You may have done the chicken dance at a friend or relative’s wedding, but did you know that some chickens really do dance? The male greater prairie chicken (Tympanuchus cupido), which is actually a type of grouse, is an accomplished dancer and singer that gathers on a grass dance floor this time of year in a big gathering called a “lek.” The word lek comes from the Swedish word for “play,” but while a prairie chicken lek may look like play, it’s really more of a single’s bar.
Just before dawn, you find yourself sitting on a cushioned bench seat in a metal trailer in the middle of the prairie. You and a small group of maybe 20 others were driven here on a school bus from the nearby town of Wray, CO. As the sky slowly lightens, you begin to hear a strange 3-note hooting call. In prairie chicken parlance, this is called “booming,” and, it’s coming from several brown and white striped birds emerging from the tall grass at the edge of the flatter space in front of you. The booming is caused by a prairie chicken inflating two orange air sacs on the side of his neck.

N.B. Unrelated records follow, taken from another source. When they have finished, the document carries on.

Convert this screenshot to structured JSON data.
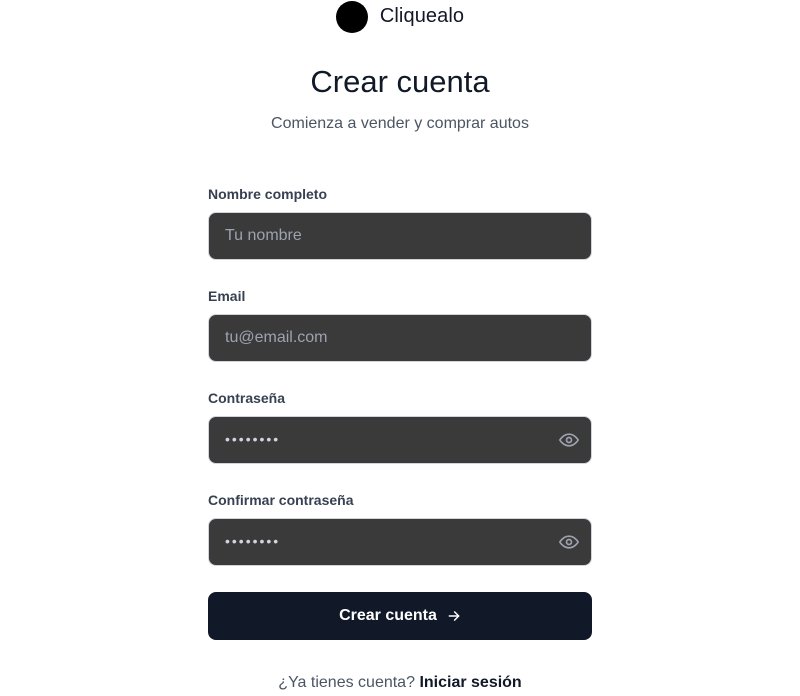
{
  "brand": {
    "name": "Cliquealo",
    "logo_icon": "circle-logo-icon"
  },
  "header": {
    "title": "Crear cuenta",
    "subtitle": "Comienza a vender y comprar autos"
  },
  "form": {
    "fields": [
      {
        "label": "Nombre completo",
        "placeholder": "Tu nombre",
        "value": ""
      },
      {
        "label": "Email",
        "placeholder": "tu@email.com",
        "value": ""
      },
      {
        "label": "Contraseña",
        "placeholder": "••••••••",
        "value": "",
        "toggle_icon": "eye-icon"
      },
      {
        "label": "Confirmar contraseña",
        "placeholder": "••••••••",
        "value": "",
        "toggle_icon": "eye-icon"
      }
    ],
    "submit_label": "Crear cuenta",
    "submit_icon": "arrow-right-icon"
  },
  "footer": {
    "prompt": "¿Ya tienes cuenta?",
    "link_label": "Iniciar sesión"
  },
  "colors": {
    "input_bg": "#3a3a3a",
    "primary_button": "#111827",
    "text_primary": "#111827",
    "text_secondary": "#4b5563"
  }
}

As he inflates the air sacs, he stomps the ground with his feet and two feathery patches on either side of his neck prick up like ears. These patches are called “pinnae.”
As you continue to watch, 2 of the males rush toward each other, cackling. One leaps into the air with a flash of wings and the duel quickly ends with one of the birds moving off to another area of the circle to find his own territory to display. A little later, the birds become even more animated, booming and cackling louder. A female prairie chicken, or hen, has arrived at the lek. Now several males dance past and in front of her, trying to interest her in mating. If she is interested, she may allow one of the males to mount her and breed, which takes only a few seconds. This mating will produce between 7 and 17 eggs, which hatch about a month later.
This lek tour is extremely important for the greater prairie chicken. In the 1930’s, the bird was driven almost to extinction primarily due to the conversion of its tall grass prairie habitat into farmland. While today its numbers have increased, many of the greater prairie chicken’s lek grounds, areas they return to year after year, are on private land. This is especially true here in Colorado where all greater prairie chicken leks are on private land. Therefore, tourism dollars gives ranchers and farmers a reason to preserve a portion of their land for the continuation of this fascinating species.
The greater prairie chicken breeding season is from late March through April so now is a prime opportunity to sign up for a tour to see them strut their stuff. There are several organizations that arrange greater prairie chicken tours, but probably one of the most well-known is coordinated by the Wray Chamber of Commerce. Tours in Wray are currently $100 and include a 2-hour prairie chicken viewing on land owned by the Kitzmiller Grazing Association followed by hot breakfast prepared at the association’s headquarters.
Seeing these birds dance is amazing and I urge you to consider a tour if you can. The sooner you sign up, the better since there are only a limited number of seats in the trailer and tours tend to fill up as the season goes on.